I’ve spent an enormous amount of time trying to optimize the organization of my life – both personal and professional. From basic to-do lists like TuexDuex to complex ones like Omnifocus, I’ve tried them all. I’ve even tried to force Evernote into being a task management tool (which its definitely not).
The key with all of this is finding what works best for YOU. What I’ve learned about myself over the years is that if I have too many systems/apps to check to manage myself, eventually only the “must checks” are going to be used. Having separate systems for everything, even though that’s likely the best way to utilize the best tools for each job, just doesn’t work for me.

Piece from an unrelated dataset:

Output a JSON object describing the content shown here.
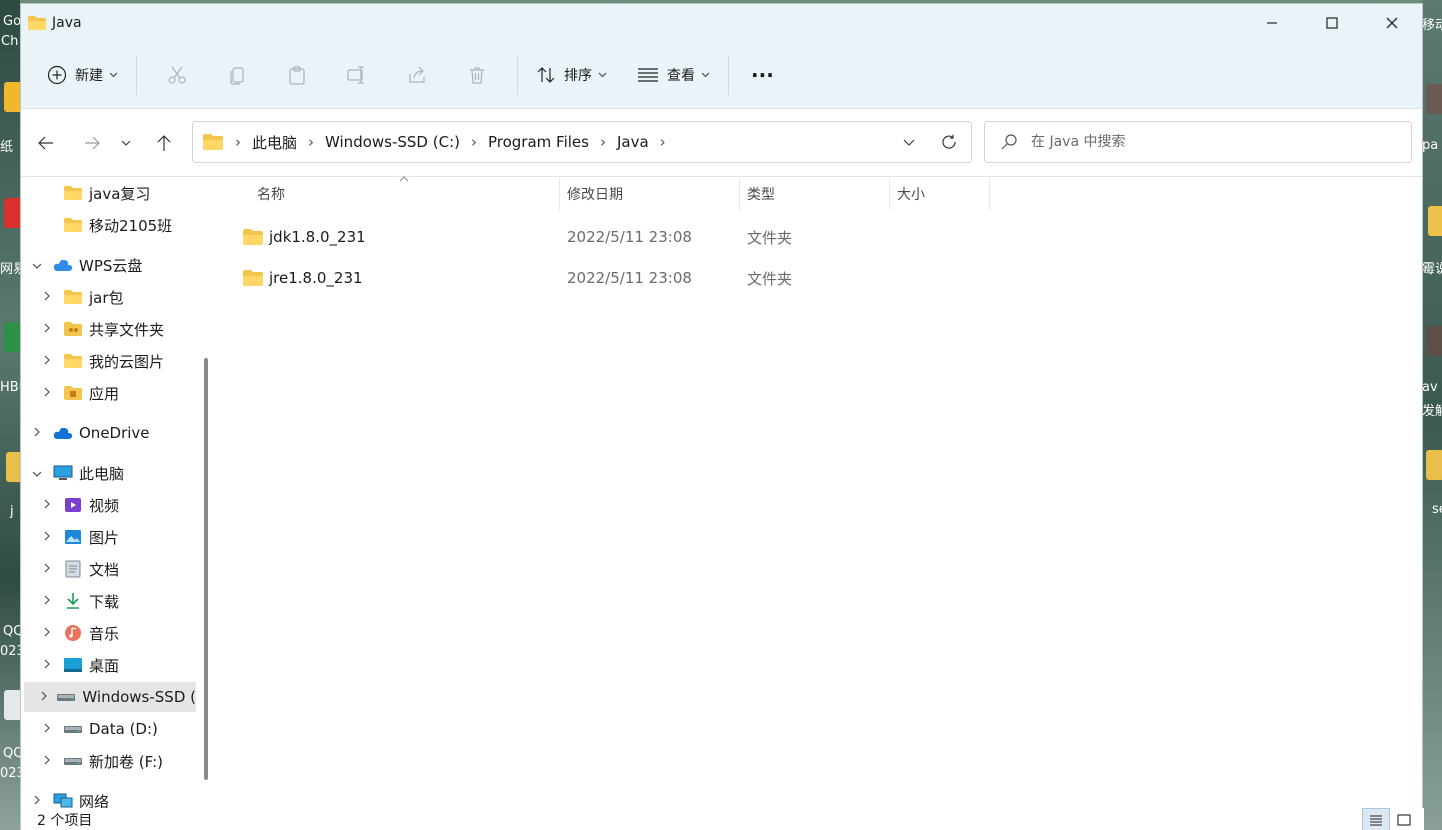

So, through the help of a friend who also obsesses over this kind of thing, I’ve landed on a way to use email to manage most of my life. I essentially live in the inbox, using email to manage not only my communication but also my tasks and reminders. It’s been working great for several months.
The other thing that I can’t do without is my calendar. I think of my calendar the way that Ron Burgundy thinks about the teleprompter: “Ron Burgundy will read anything that is put on that teleprompter.”
That’s me with the calendar. If I get to 2pm and my calendar says, “Rename Dragon Army to Lizard Navy”, I’d be ordering new business cards by 3pm.
I also color code my calendar entries based on categories of my time, such as “personal” or a few different types of work activity. I do this to make sure I’m using my time effectively, giving me the chance to look at a week and see if I’m over-committing to a certain category.
For instance, in the example below (sorry, I had to blur out the actual events), you’ll see several items that are a pink-ish color. That represents “doing good”. When I work with a non-profit, go to a board meeting, or do work on Advice For Good or Match Atlanta, those calendar items are colored pink. I can then look across a week and see if I’m doing too much – or too little – to help others.
So, between email and my calendar, I can effectively manage the many things I have going on and prioritize against categories of effort. What do you use to accomplish this?